The 2008 recovery plan for the northern spotted owl is not likely to help the iconic species recover. In fact, the plan could substantially increase threats to the bird, according to a new study in the journal Conservation Biology.
“The argument used to justify a massive increase in logging under the [spotted owl] recovery program was not based on sound science,” Chad T. Hanson, lead author of the study and a research associate at the University of California at Davis, told the Associated Press.
Hanson is referring specifically to the Bush administration recommendation of eliminating forest reserves throughout more than half of the owl’s range in Washington, Oregon and California. This controversial “thinning” strategy was supposed to reduce growing fuel for wildfires and thereby prevent the destruction of the owl's habitat.
But based on satellite imagery taken between 1984 and 2005, Hanson and his team have found no increased threat of wildfires destroying habitat in the drier regions of old growth forests that the owls call home. The data used to formulate the recovery plan may have produced unreliable results because the information was derived from a smaller swath of forest, over a shorter period of time.
"The existing recovery plan is so clearly based on these incorrect assumptions that you can't just tweak it here and amend it here and fix it," Hanson told the Environment News Service, adding that the occasional intense fire can actually “support peak numbers of wildlife species, including prey species upon which spotted owls depend.”
Not all scientists agree that fires haven’t increased in severity. A study published last year surveyed other images going back to 1972. “If you look at the fire record in the latter half of the 20th century, things start to pick up in the late '80s,” Tom Spies, a researcher with the U.S. Forest Service and co-author on the paper, tells us. “We found a certain amount of fire had taken out a certain amount of old growth.”
The U.S. Fish & Wildlife Service will be reviewing Hanson’s study as they reevaluate the recovery plan. The Obama administration has already announced it wouldn’t defend the strategy. "By July 30 we should know how we are going to proceed," U.S. Fish and Wildlife Service spokeswoman Joan Jewett told AP.
Meanwhile, the numbers of spotted owls continue to dwindle in the Pacific Northwest. A study published in Conservation Genetics in June concluded that a 3 to 4 percent annual drop has led to a parallel reduction in genetic diversity, making the threatened species all the more vulnerable.
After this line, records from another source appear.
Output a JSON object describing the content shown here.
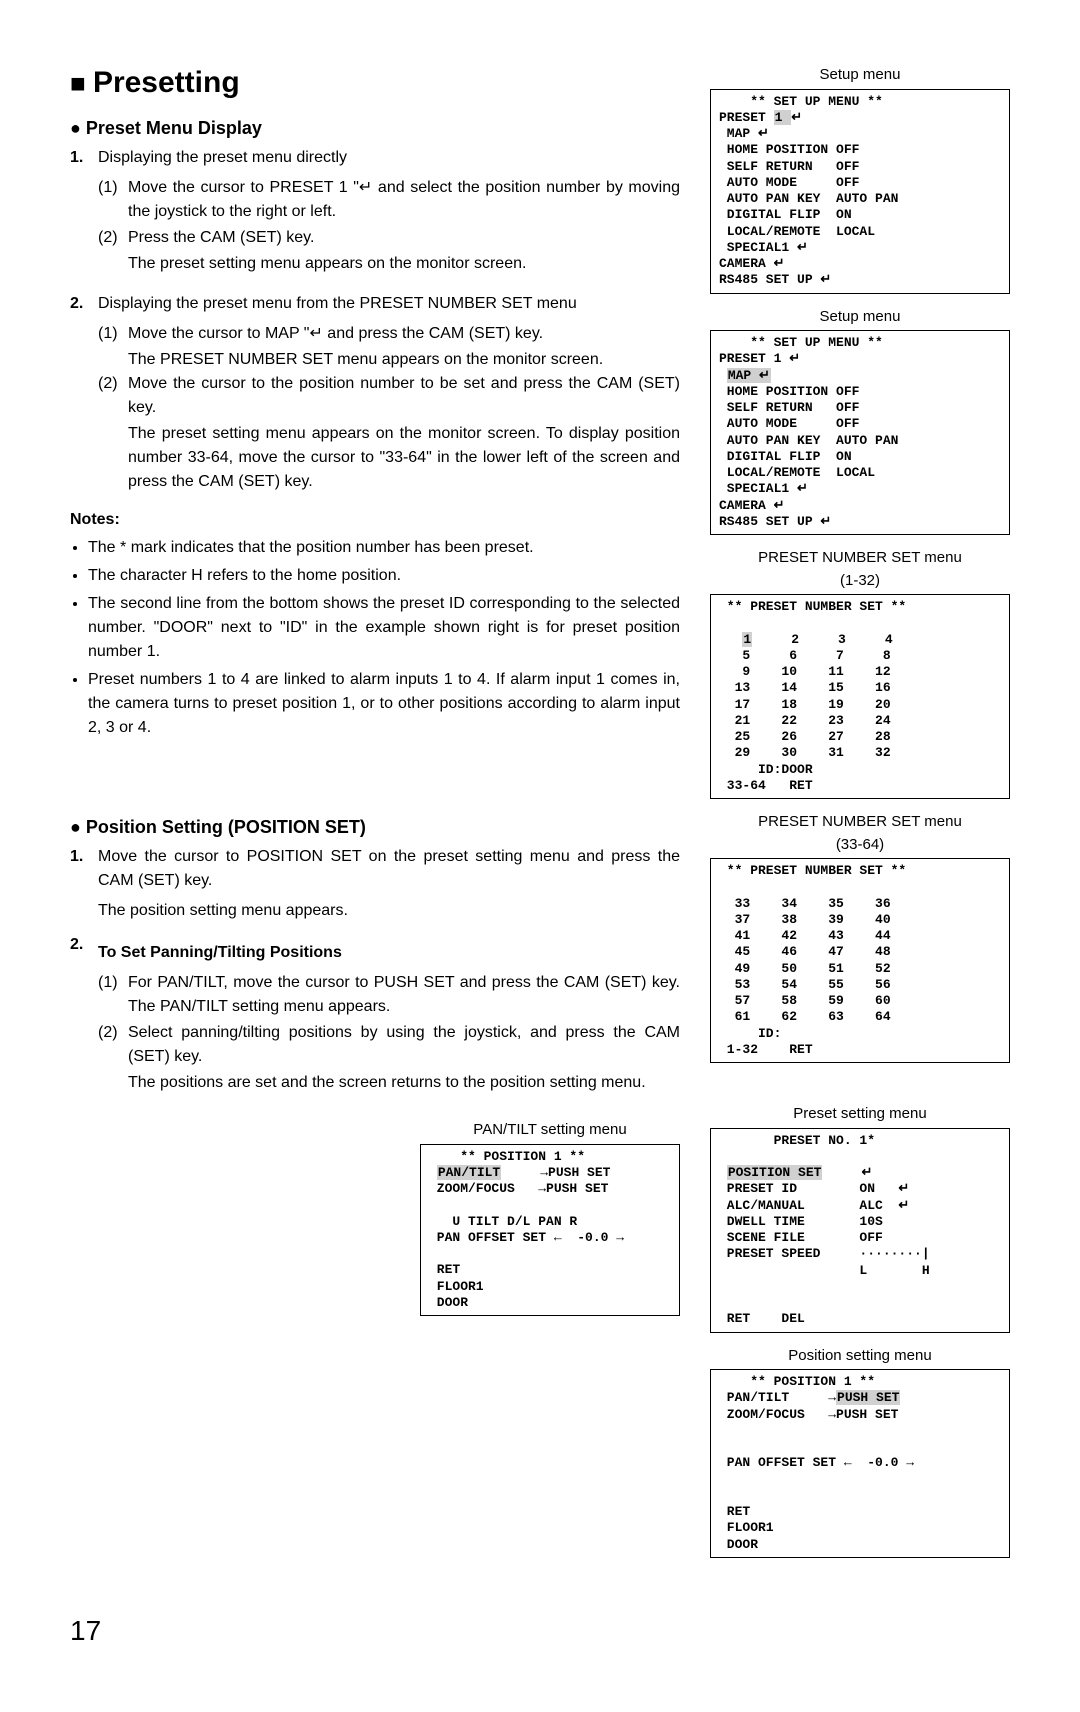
{
  "page_number": "17",
  "title": "Presetting",
  "sec1": {
    "heading": "Preset Menu Display",
    "item1": {
      "num": "1.",
      "text": "Displaying the preset menu directly",
      "p1": {
        "num": "(1)",
        "text": "Move the cursor to PRESET 1 \"↵ and select the position number by moving the joystick to the right or left."
      },
      "p2": {
        "num": "(2)",
        "text": "Press the CAM (SET) key."
      },
      "p2b": "The preset setting menu appears on the monitor screen."
    },
    "item2": {
      "num": "2.",
      "text": "Displaying the preset menu from the PRESET NUMBER SET menu",
      "p1": {
        "num": "(1)",
        "text": "Move the cursor to MAP \"↵ and press the CAM (SET) key."
      },
      "p1b": "The PRESET NUMBER SET menu appears on the monitor screen.",
      "p2": {
        "num": "(2)",
        "text": "Move the cursor to the position number to be set and press the CAM (SET) key."
      },
      "p2b": "The preset setting menu appears on the monitor screen. To display position number 33-64, move the cursor to \"33-64\" in the lower left of the screen and press the CAM (SET) key."
    },
    "notes_hdr": "Notes:",
    "notes": [
      "The * mark indicates that the position number has been preset.",
      "The character H refers to the home position.",
      "The second line from the bottom shows the preset ID corresponding to the selected number. \"DOOR\" next to \"ID\" in the example shown right is for preset position number 1.",
      "Preset numbers 1 to 4 are linked to alarm inputs 1 to 4. If alarm input 1 comes in, the camera turns to preset position 1, or to other positions according to alarm input 2, 3 or 4."
    ]
  },
  "sec2": {
    "heading": "Position Setting (POSITION SET)",
    "item1": {
      "num": "1.",
      "text": "Move the cursor to POSITION SET on the preset setting menu and press the CAM (SET) key.",
      "text2": "The position setting menu appears."
    },
    "item2": {
      "num": "2.",
      "text": "To Set Panning/Tilting Positions",
      "p1": {
        "num": "(1)",
        "text": "For PAN/TILT, move the cursor to PUSH SET and press the CAM (SET) key. The PAN/TILT setting menu appears."
      },
      "p2": {
        "num": "(2)",
        "text": "Select panning/tilting positions by using the joystick, and press the CAM (SET) key."
      },
      "p2b": "The positions are set and the screen returns to the position setting menu."
    }
  },
  "side": {
    "setup_label": "Setup menu",
    "preset_label_a": "PRESET NUMBER SET menu",
    "preset_range_a": "(1-32)",
    "preset_label_b": "PRESET NUMBER SET menu",
    "preset_range_b": "(33-64)",
    "preset_setting_label": "Preset setting menu",
    "position_setting_label": "Position setting menu",
    "pantilt_label": "PAN/TILT setting menu"
  },
  "osd": {
    "setup1_l1": "    ** SET UP MENU **",
    "setup1_l2a": "PRESET ",
    "setup1_l2b": "1 ",
    "setup1_l2c": "↵",
    "setup1_l3": " MAP ↵",
    "setup1_l4": " HOME POSITION OFF",
    "setup1_l5": " SELF RETURN   OFF",
    "setup1_l6": " AUTO MODE     OFF",
    "setup1_l7": " AUTO PAN KEY  AUTO PAN",
    "setup1_l8": " DIGITAL FLIP  ON",
    "setup1_l9": " LOCAL/REMOTE  LOCAL",
    "setup1_l10": " SPECIAL1 ↵",
    "setup1_l11": "CAMERA ↵",
    "setup1_l12": "RS485 SET UP ↵",
    "setup2_l1": "    ** SET UP MENU **",
    "setup2_l2": "PRESET 1 ↵",
    "setup2_l3a": " ",
    "setup2_l3b": "MAP ↵",
    "setup2_l4": " HOME POSITION OFF",
    "setup2_l5": " SELF RETURN   OFF",
    "setup2_l6": " AUTO MODE     OFF",
    "setup2_l7": " AUTO PAN KEY  AUTO PAN",
    "setup2_l8": " DIGITAL FLIP  ON",
    "setup2_l9": " LOCAL/REMOTE  LOCAL",
    "setup2_l10": " SPECIAL1 ↵",
    "setup2_l11": "CAMERA ↵",
    "setup2_l12": "RS485 SET UP ↵",
    "pna_title": " ** PRESET NUMBER SET **",
    "pna_r1a": "   ",
    "pna_r1b": "1",
    "pna_r1c": "     2     3     4",
    "pna_r2": "   5     6     7     8",
    "pna_r3": "   9    10    11    12",
    "pna_r4": "  13    14    15    16",
    "pna_r5": "  17    18    19    20",
    "pna_r6": "  21    22    23    24",
    "pna_r7": "  25    26    27    28",
    "pna_r8": "  29    30    31    32",
    "pna_id": "     ID:DOOR",
    "pna_ft": " 33-64   RET",
    "pnb_title": " ** PRESET NUMBER SET **",
    "pnb_r1": "  33    34    35    36",
    "pnb_r2": "  37    38    39    40",
    "pnb_r3": "  41    42    43    44",
    "pnb_r4": "  45    46    47    48",
    "pnb_r5": "  49    50    51    52",
    "pnb_r6": "  53    54    55    56",
    "pnb_r7": "  57    58    59    60",
    "pnb_r8": "  61    62    63    64",
    "pnb_id": "     ID:",
    "pnb_ft": " 1-32    RET",
    "ps_title": "       PRESET NO. 1*",
    "ps_l1a": " ",
    "ps_l1b": "POSITION SET",
    "ps_l1c": "     ↵",
    "ps_l2": " PRESET ID        ON   ↵",
    "ps_l3": " ALC/MANUAL       ALC  ↵",
    "ps_l4": " DWELL TIME       10S",
    "ps_l5": " SCENE FILE       OFF",
    "ps_l6": " PRESET SPEED     ········|",
    "ps_l7": "                  L       H",
    "ps_ret": " RET    DEL",
    "pt_title": "    ** POSITION 1 **",
    "pt_l1a": " ",
    "pt_l1b": "PAN/TILT",
    "pt_l1c": "     →PUSH SET",
    "pt_l2": " ZOOM/FOCUS   →PUSH SET",
    "pt_blank": " ",
    "pt_l3": "   U TILT D/L PAN R",
    "pt_l4": " PAN OFFSET SET ←  -0.0 →",
    "pt_ret": " RET",
    "pt_fl": " FLOOR1",
    "pt_dr": " DOOR",
    "pos_title": "    ** POSITION 1 **",
    "pos_l1": " PAN/TILT     →",
    "pos_l1b": "PUSH SET",
    "pos_l2": " ZOOM/FOCUS   →PUSH SET",
    "pos_l4": " PAN OFFSET SET ←  -0.0 →",
    "pos_ret": " RET",
    "pos_fl": " FLOOR1",
    "pos_dr": " DOOR"
  }
}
This “genetic bottleneck” now joins human development, logging and competition with the barred owl as its major threats to survival. Whether wildfires should be on that list is still under fire.
Picture of northern spotted owl from USFS Region 5 via Flickr